By Scott Housden -
Once the goalkeeper is in control of the ball, there is nothing that frustrates not only the goalkeeper but also the rest of the team more is losing the ball through bad technique or a lack of concentration or vision. In the modern day game, distribution is an area where quality goalkeepers are expected to keep possession of the ball when kicking or throwing. The game demands that goalkeepers are able to play with both feet and are able to pass with accuracy, as well as knowing when and where to use the correct type of distribution. The drill outlined below allows for decision making, foot distribution and hand distribution, and also communication which, is vital when distributing the ball.
• Goalkeeper starts ready to deal with a cross from the server out wide. The server crosses the ball for the goalkeeper who collects.
• The goalkeeper then moves quickly to the edge of the penalty box (during this time the same server now becomes the full back and starts to run up the sideline ready to receive the ball from the goalkeeper in order to commence a counter attack
• The goalkeeper overarm throws the ball to the full back, communicating with the fullback at the same time.
After collecting the cross the goalkeeper need to quickly track the movement of the full back and move quickly through what would be a crowded area in order to distribute the ball
• When using the overarm throw the goalkeeper’s body must be in line with the direction that the trow is to travel with weight on the back foot. The other foot should be pointing in the direction the ball is to travel. Using a bowling action with a straight arm, the ball is released at the highest point, and in doing so the weigh now transfers to the front foot. The body weight must follow through to the ball from the goalkeeper’s feet and not their shoulders.
• Communicate quickly with the player by saying for example ‘run on to it’ or ‘travel forwards’
• Aim to throw the ball just in front of the running player.
The goalkeeper then quickly moves centrally in order to deal with a back pass from the central defender. In this phase, the goalkeeper must make a timely decision to play the ball first time back to the central defender as an attacker is running towards the goalkeeper on an angle from the right hand side (imaginary)
• The goalkeeper must move quickly across and backwards slightly in order to receive a back pass form the second server (central defender).
• In this scenario a first time pass must be played so composure and control will help the goalkeeper in deciding how to best distribute the ball to the defender.
• Prior to the ball being played the goalkeeper must communicate with the defender and request that the ball be played to the foot of their choice (bearing in mind the quickly moving imaginary attacker) by calling ‘keeper’s on, left foot’ and also by showing which side they want the ball played to by raising their left hand open palmed from the side of their body.
• The goalkeeper must play a first time pass back to the server whilst communicating with them at the same time by saying for example; ‘time, turn out’
For the third part of this drill, the goalkeeper must move across the area again to receive a longer pass from server 3. Here the goalkeeper is not under pressure from on rushing attackers and so can take two touches before playing a long ball to the winger hugging the touchline.
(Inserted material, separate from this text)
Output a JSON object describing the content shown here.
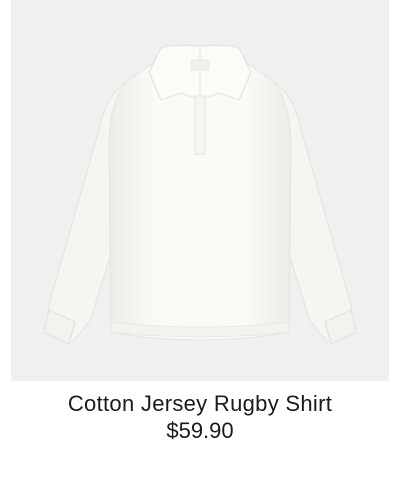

• The first touch should be out of the goalkeeper’s feet, using side foot control, allowing the goalkeeper’s next touch to bring the ball forward (as they are not under pressure) and has time and space to play the ball long with height to the winger.
• Clear concise communication to the winger by saying for example ‘come to’
After each complete circuit rotate the goalkeepers, with each goalkeeper performing the drill 3-4 times.
Add mannequins in passing channels or close to the servers to ensure accuracy of the passes from the goalkeeper.
Add actual attackers to run after back passes and pressure the goalkeeper.
Encourage the goalkeeper to use their weaker hand for throwing and weaker foot for kicking.
By Scott Housden
Scott is both a UEFA ‘B’ and UEFA ‘B’ Goalkeeping Coach and holds a Masters in Sports Management. He has been a goalkeeper coach in professional football in the UK and Australia at First Team, Academy and Women’s levels. He currently runs a Goalkeeper Academy in the Western Suburbs of Brisbane, Australia.